··· Study material ···

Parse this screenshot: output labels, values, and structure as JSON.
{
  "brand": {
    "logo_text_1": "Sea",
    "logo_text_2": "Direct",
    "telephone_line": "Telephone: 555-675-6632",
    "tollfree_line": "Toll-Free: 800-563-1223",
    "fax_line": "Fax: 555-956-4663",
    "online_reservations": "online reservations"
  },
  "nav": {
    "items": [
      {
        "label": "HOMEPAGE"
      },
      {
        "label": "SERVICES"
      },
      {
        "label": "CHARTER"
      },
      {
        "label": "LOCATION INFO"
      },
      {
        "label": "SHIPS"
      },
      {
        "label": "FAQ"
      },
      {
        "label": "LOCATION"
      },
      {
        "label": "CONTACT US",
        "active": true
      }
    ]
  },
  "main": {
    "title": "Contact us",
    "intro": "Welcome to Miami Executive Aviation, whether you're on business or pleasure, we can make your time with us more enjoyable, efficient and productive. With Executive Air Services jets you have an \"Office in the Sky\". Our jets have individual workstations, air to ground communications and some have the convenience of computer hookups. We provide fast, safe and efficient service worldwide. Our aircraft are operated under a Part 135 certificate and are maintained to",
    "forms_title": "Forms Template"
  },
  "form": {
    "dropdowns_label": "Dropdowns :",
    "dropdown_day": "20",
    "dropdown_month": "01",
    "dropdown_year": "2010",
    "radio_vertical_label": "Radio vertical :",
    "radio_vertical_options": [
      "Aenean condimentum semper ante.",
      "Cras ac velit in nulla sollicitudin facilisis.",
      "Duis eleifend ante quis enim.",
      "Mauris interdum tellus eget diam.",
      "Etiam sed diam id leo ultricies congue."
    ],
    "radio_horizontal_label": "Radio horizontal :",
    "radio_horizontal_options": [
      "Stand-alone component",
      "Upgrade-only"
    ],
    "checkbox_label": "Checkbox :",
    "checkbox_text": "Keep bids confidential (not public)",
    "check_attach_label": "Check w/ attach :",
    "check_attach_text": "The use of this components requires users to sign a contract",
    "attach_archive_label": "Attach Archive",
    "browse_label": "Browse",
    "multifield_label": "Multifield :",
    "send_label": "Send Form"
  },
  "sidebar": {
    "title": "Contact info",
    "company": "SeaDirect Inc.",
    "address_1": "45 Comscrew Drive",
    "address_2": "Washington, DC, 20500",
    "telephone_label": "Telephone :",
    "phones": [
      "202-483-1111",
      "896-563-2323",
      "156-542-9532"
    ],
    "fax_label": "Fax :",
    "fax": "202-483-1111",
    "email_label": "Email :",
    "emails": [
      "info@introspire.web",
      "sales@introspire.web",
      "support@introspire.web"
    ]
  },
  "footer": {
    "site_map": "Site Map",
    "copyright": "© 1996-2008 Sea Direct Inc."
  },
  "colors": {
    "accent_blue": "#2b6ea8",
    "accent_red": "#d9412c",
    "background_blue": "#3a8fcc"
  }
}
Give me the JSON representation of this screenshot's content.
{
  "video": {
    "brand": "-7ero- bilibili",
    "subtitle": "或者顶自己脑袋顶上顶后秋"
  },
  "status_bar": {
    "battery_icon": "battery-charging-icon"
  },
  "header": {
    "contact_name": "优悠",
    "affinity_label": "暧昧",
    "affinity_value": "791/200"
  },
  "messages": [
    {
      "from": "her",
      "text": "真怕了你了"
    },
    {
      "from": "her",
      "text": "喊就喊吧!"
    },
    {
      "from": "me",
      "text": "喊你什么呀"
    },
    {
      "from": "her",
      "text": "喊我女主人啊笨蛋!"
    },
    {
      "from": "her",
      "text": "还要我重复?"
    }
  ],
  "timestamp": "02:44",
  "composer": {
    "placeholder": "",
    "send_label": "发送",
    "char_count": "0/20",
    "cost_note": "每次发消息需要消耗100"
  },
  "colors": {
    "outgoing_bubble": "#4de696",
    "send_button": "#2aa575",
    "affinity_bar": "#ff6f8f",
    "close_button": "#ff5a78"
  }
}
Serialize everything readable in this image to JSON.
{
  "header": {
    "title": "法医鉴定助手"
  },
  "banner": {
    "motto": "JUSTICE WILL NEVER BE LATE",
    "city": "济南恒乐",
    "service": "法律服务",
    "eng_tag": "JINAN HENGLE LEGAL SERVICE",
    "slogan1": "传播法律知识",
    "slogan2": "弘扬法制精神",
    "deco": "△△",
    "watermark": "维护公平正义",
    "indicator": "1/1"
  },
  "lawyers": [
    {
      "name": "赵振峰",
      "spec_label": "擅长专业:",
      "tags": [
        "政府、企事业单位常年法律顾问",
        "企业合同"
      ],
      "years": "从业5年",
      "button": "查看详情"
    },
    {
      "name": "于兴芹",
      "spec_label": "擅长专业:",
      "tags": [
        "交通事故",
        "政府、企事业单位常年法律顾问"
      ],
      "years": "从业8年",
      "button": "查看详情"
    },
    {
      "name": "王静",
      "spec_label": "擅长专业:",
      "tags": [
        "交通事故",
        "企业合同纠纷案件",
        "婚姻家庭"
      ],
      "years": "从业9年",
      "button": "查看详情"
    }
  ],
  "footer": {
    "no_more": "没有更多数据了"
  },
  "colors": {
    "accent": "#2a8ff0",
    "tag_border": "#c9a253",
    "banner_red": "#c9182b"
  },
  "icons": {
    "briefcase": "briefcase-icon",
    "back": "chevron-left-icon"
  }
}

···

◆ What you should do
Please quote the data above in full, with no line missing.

◆ Written solution
Parse this screenshot: output labels, values, and structure as JSON.
{
  "brand": {
    "logo_text_1": "Sea",
    "logo_text_2": "Direct",
    "telephone_line": "Telephone: 555-675-6632",
    "tollfree_line": "Toll-Free: 800-563-1223",
    "fax_line": "Fax: 555-956-4663",
    "online_reservations": "online reservations"
  },
  "nav": {
    "items": [
      {
        "label": "HOMEPAGE"
      },
      {
        "label": "SERVICES"
      },
      {
        "label": "CHARTER"
      },
      {
        "label": "LOCATION INFO"
      },
      {
        "label": "SHIPS"
      },
      {
        "label": "FAQ"
      },
      {
        "label": "LOCATION"
      },
      {
        "label": "CONTACT US",
        "active": true
      }
    ]
  },
  "main": {
    "title": "Contact us",
    "intro": "Welcome to Miami Executive Aviation, whether you're on business or pleasure, we can make your time with us more enjoyable, efficient and productive. With Executive Air Services jets you have an \"Office in the Sky\". Our jets have individual workstations, air to ground communications and some have the convenience of computer hookups. We provide fast, safe and efficient service worldwide. Our aircraft are operated under a Part 135 certificate and are maintained to",
    "forms_title": "Forms Template"
  },
  "form": {
    "dropdowns_label": "Dropdowns :",
    "dropdown_day": "20",
    "dropdown_month": "01",
    "dropdown_year": "2010",
    "radio_vertical_label": "Radio vertical :",
    "radio_vertical_options": [
      "Aenean condimentum semper ante.",
      "Cras ac velit in nulla sollicitudin facilisis.",
      "Duis eleifend ante quis enim.",
      "Mauris interdum tellus eget diam.",
      "Etiam sed diam id leo ultricies congue."
    ],
    "radio_horizontal_label": "Radio horizontal :",
    "radio_horizontal_options": [
      "Stand-alone component",
      "Upgrade-only"
    ],
    "checkbox_label": "Checkbox :",
    "checkbox_text": "Keep bids confidential (not public)",
    "check_attach_label": "Check w/ attach :",
    "check_attach_text": "The use of this components requires users to sign a contract",
    "attach_archive_label": "Attach Archive",
    "browse_label": "Browse",
    "multifield_label": "Multifield :",
    "send_label": "Send Form"
  },
  "sidebar": {
    "title": "Contact info",
    "company": "SeaDirect Inc.",
    "address_1": "45 Comscrew Drive",
    "address_2": "Washington, DC, 20500",
    "telephone_label": "Telephone :",
    "phones": [
      "202-483-1111",
      "896-563-2323",
      "156-542-9532"
    ],
    "fax_label": "Fax :",
    "fax": "202-483-1111",
    "email_label": "Email :",
    "emails": [
      "info@introspire.web",
      "sales@introspire.web",
      "support@introspire.web"
    ]
  },
  "footer": {
    "site_map": "Site Map",
    "copyright": "© 1996-2008 Sea Direct Inc."
  },
  "colors": {
    "accent_blue": "#2b6ea8",
    "accent_red": "#d9412c",
    "background_blue": "#3a8fcc"
  }
}
Give me the JSON representation of this screenshot's content.
{
  "video": {
    "brand": "-7ero- bilibili",
    "subtitle": "或者顶自己脑袋顶上顶后秋"
  },
  "status_bar": {
    "battery_icon": "battery-charging-icon"
  },
  "header": {
    "contact_name": "优悠",
    "affinity_label": "暧昧",
    "affinity_value": "791/200"
  },
  "messages": [
    {
      "from": "her",
      "text": "真怕了你了"
    },
    {
      "from": "her",
      "text": "喊就喊吧!"
    },
    {
      "from": "me",
      "text": "喊你什么呀"
    },
    {
      "from": "her",
      "text": "喊我女主人啊笨蛋!"
    },
    {
      "from": "her",
      "text": "还要我重复?"
    }
  ],
  "timestamp": "02:44",
  "composer": {
    "placeholder": "",
    "send_label": "发送",
    "char_count": "0/20",
    "cost_note": "每次发消息需要消耗100"
  },
  "colors": {
    "outgoing_bubble": "#4de696",
    "send_button": "#2aa575",
    "affinity_bar": "#ff6f8f",
    "close_button": "#ff5a78"
  }
}
Serialize everything readable in this image to JSON.
{
  "header": {
    "title": "法医鉴定助手"
  },
  "banner": {
    "motto": "JUSTICE WILL NEVER BE LATE",
    "city": "济南恒乐",
    "service": "法律服务",
    "eng_tag": "JINAN HENGLE LEGAL SERVICE",
    "slogan1": "传播法律知识",
    "slogan2": "弘扬法制精神",
    "deco": "△△",
    "watermark": "维护公平正义",
    "indicator": "1/1"
  },
  "lawyers": [
    {
      "name": "赵振峰",
      "spec_label": "擅长专业:",
      "tags": [
        "政府、企事业单位常年法律顾问",
        "企业合同"
      ],
      "years": "从业5年",
      "button": "查看详情"
    },
    {
      "name": "于兴芹",
      "spec_label": "擅长专业:",
      "tags": [
        "交通事故",
        "政府、企事业单位常年法律顾问"
      ],
      "years": "从业8年",
      "button": "查看详情"
    },
    {
      "name": "王静",
      "spec_label": "擅长专业:",
      "tags": [
        "交通事故",
        "企业合同纠纷案件",
        "婚姻家庭"
      ],
      "years": "从业9年",
      "button": "查看详情"
    }
  ],
  "footer": {
    "no_more": "没有更多数据了"
  },
  "colors": {
    "accent": "#2a8ff0",
    "tag_border": "#c9a253",
    "banner_red": "#c9182b"
  },
  "icons": {
    "briefcase": "briefcase-icon",
    "back": "chevron-left-icon"
  }
}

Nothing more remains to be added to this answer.